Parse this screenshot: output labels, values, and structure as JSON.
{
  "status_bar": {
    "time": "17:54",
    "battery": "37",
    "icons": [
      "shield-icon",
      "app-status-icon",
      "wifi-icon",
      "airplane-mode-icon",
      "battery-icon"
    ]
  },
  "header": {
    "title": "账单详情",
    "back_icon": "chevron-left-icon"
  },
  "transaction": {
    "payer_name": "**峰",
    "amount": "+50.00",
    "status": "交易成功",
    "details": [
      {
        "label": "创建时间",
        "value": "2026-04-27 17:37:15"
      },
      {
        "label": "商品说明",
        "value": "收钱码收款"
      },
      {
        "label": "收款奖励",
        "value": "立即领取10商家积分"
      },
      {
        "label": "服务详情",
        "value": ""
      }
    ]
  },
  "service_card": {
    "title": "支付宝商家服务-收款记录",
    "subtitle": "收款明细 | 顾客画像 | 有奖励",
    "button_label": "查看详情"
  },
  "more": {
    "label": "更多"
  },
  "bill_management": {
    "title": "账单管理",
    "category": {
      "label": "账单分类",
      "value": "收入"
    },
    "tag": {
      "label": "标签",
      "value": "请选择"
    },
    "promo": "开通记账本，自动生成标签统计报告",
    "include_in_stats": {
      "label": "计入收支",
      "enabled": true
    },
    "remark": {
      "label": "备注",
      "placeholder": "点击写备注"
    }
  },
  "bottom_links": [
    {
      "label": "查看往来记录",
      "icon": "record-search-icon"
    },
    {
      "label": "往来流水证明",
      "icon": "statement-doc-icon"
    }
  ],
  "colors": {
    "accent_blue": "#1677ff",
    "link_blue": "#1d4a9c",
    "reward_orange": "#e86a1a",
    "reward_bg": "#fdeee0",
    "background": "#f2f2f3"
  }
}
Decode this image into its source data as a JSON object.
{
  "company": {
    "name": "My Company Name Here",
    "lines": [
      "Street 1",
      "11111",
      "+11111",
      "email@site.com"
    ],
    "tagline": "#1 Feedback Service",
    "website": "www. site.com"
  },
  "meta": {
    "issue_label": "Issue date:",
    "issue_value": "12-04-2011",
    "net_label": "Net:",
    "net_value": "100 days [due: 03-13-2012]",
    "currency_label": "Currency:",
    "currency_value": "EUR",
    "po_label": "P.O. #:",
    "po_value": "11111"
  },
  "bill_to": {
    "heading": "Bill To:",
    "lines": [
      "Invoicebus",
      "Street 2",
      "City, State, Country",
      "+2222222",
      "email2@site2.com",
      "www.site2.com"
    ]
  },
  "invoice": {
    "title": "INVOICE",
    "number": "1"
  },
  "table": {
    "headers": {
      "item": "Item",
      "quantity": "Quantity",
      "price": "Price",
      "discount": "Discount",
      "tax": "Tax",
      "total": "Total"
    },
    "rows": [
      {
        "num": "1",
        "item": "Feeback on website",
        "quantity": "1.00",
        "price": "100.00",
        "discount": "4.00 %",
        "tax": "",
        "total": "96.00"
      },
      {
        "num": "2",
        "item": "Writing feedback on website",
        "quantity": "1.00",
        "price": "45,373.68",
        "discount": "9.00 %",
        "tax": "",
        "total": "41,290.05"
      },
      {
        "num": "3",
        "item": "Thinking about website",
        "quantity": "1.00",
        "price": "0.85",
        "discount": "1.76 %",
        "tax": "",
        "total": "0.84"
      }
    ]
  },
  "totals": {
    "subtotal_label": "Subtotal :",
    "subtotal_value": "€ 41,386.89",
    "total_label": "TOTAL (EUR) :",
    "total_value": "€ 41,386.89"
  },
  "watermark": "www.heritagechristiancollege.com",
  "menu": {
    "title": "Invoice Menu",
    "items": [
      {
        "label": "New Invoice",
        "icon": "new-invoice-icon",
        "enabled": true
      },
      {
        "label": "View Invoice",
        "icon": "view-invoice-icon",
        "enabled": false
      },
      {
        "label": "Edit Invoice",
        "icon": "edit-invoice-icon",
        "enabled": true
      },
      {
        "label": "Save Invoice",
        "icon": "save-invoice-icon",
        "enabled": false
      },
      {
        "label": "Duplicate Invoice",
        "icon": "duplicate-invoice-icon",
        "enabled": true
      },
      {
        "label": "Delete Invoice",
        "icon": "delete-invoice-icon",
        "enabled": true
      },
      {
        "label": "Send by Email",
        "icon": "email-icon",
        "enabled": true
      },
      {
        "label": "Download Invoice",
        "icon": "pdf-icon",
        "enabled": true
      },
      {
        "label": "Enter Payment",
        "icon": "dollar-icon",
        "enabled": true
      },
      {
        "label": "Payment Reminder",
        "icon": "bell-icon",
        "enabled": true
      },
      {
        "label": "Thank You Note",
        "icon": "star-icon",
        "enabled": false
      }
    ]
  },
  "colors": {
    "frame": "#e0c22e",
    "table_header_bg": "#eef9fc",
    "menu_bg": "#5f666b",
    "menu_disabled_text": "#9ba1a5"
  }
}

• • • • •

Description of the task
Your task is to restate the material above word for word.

Reply to the task
Parse this screenshot: output labels, values, and structure as JSON.
{
  "status_bar": {
    "time": "17:54",
    "battery": "37",
    "icons": [
      "shield-icon",
      "app-status-icon",
      "wifi-icon",
      "airplane-mode-icon",
      "battery-icon"
    ]
  },
  "header": {
    "title": "账单详情",
    "back_icon": "chevron-left-icon"
  },
  "transaction": {
    "payer_name": "**峰",
    "amount": "+50.00",
    "status": "交易成功",
    "details": [
      {
        "label": "创建时间",
        "value": "2026-04-27 17:37:15"
      },
      {
        "label": "商品说明",
        "value": "收钱码收款"
      },
      {
        "label": "收款奖励",
        "value": "立即领取10商家积分"
      },
      {
        "label": "服务详情",
        "value": ""
      }
    ]
  },
  "service_card": {
    "title": "支付宝商家服务-收款记录",
    "subtitle": "收款明细 | 顾客画像 | 有奖励",
    "button_label": "查看详情"
  },
  "more": {
    "label": "更多"
  },
  "bill_management": {
    "title": "账单管理",
    "category": {
      "label": "账单分类",
      "value": "收入"
    },
    "tag": {
      "label": "标签",
      "value": "请选择"
    },
    "promo": "开通记账本，自动生成标签统计报告",
    "include_in_stats": {
      "label": "计入收支",
      "enabled": true
    },
    "remark": {
      "label": "备注",
      "placeholder": "点击写备注"
    }
  },
  "bottom_links": [
    {
      "label": "查看往来记录",
      "icon": "record-search-icon"
    },
    {
      "label": "往来流水证明",
      "icon": "statement-doc-icon"
    }
  ],
  "colors": {
    "accent_blue": "#1677ff",
    "link_blue": "#1d4a9c",
    "reward_orange": "#e86a1a",
    "reward_bg": "#fdeee0",
    "background": "#f2f2f3"
  }
}
Decode this image into its source data as a JSON object.
{
  "company": {
    "name": "My Company Name Here",
    "lines": [
      "Street 1",
      "11111",
      "+11111",
      "email@site.com"
    ],
    "tagline": "#1 Feedback Service",
    "website": "www. site.com"
  },
  "meta": {
    "issue_label": "Issue date:",
    "issue_value": "12-04-2011",
    "net_label": "Net:",
    "net_value": "100 days [due: 03-13-2012]",
    "currency_label": "Currency:",
    "currency_value": "EUR",
    "po_label": "P.O. #:",
    "po_value": "11111"
  },
  "bill_to": {
    "heading": "Bill To:",
    "lines": [
      "Invoicebus",
      "Street 2",
      "City, State, Country",
      "+2222222",
      "email2@site2.com",
      "www.site2.com"
    ]
  },
  "invoice": {
    "title": "INVOICE",
    "number": "1"
  },
  "table": {
    "headers": {
      "item": "Item",
      "quantity": "Quantity",
      "price": "Price",
      "discount": "Discount",
      "tax": "Tax",
      "total": "Total"
    },
    "rows": [
      {
        "num": "1",
        "item": "Feeback on website",
        "quantity": "1.00",
        "price": "100.00",
        "discount": "4.00 %",
        "tax": "",
        "total": "96.00"
      },
      {
        "num": "2",
        "item": "Writing feedback on website",
        "quantity": "1.00",
        "price": "45,373.68",
        "discount": "9.00 %",
        "tax": "",
        "total": "41,290.05"
      },
      {
        "num": "3",
        "item": "Thinking about website",
        "quantity": "1.00",
        "price": "0.85",
        "discount": "1.76 %",
        "tax": "",
        "total": "0.84"
      }
    ]
  },
  "totals": {
    "subtotal_label": "Subtotal :",
    "subtotal_value": "€ 41,386.89",
    "total_label": "TOTAL (EUR) :",
    "total_value": "€ 41,386.89"
  },
  "watermark": "www.heritagechristiancollege.com",
  "menu": {
    "title": "Invoice Menu",
    "items": [
      {
        "label": "New Invoice",
        "icon": "new-invoice-icon",
        "enabled": true
      },
      {
        "label": "View Invoice",
        "icon": "view-invoice-icon",
        "enabled": false
      },
      {
        "label": "Edit Invoice",
        "icon": "edit-invoice-icon",
        "enabled": true
      },
      {
        "label": "Save Invoice",
        "icon": "save-invoice-icon",
        "enabled": false
      },
      {
        "label": "Duplicate Invoice",
        "icon": "duplicate-invoice-icon",
        "enabled": true
      },
      {
        "label": "Delete Invoice",
        "icon": "delete-invoice-icon",
        "enabled": true
      },
      {
        "label": "Send by Email",
        "icon": "email-icon",
        "enabled": true
      },
      {
        "label": "Download Invoice",
        "icon": "pdf-icon",
        "enabled": true
      },
      {
        "label": "Enter Payment",
        "icon": "dollar-icon",
        "enabled": true
      },
      {
        "label": "Payment Reminder",
        "icon": "bell-icon",
        "enabled": true
      },
      {
        "label": "Thank You Note",
        "icon": "star-icon",
        "enabled": false
      }
    ]
  },
  "colors": {
    "frame": "#e0c22e",
    "table_header_bg": "#eef9fc",
    "menu_bg": "#5f666b",
    "menu_disabled_text": "#9ba1a5"
  }
}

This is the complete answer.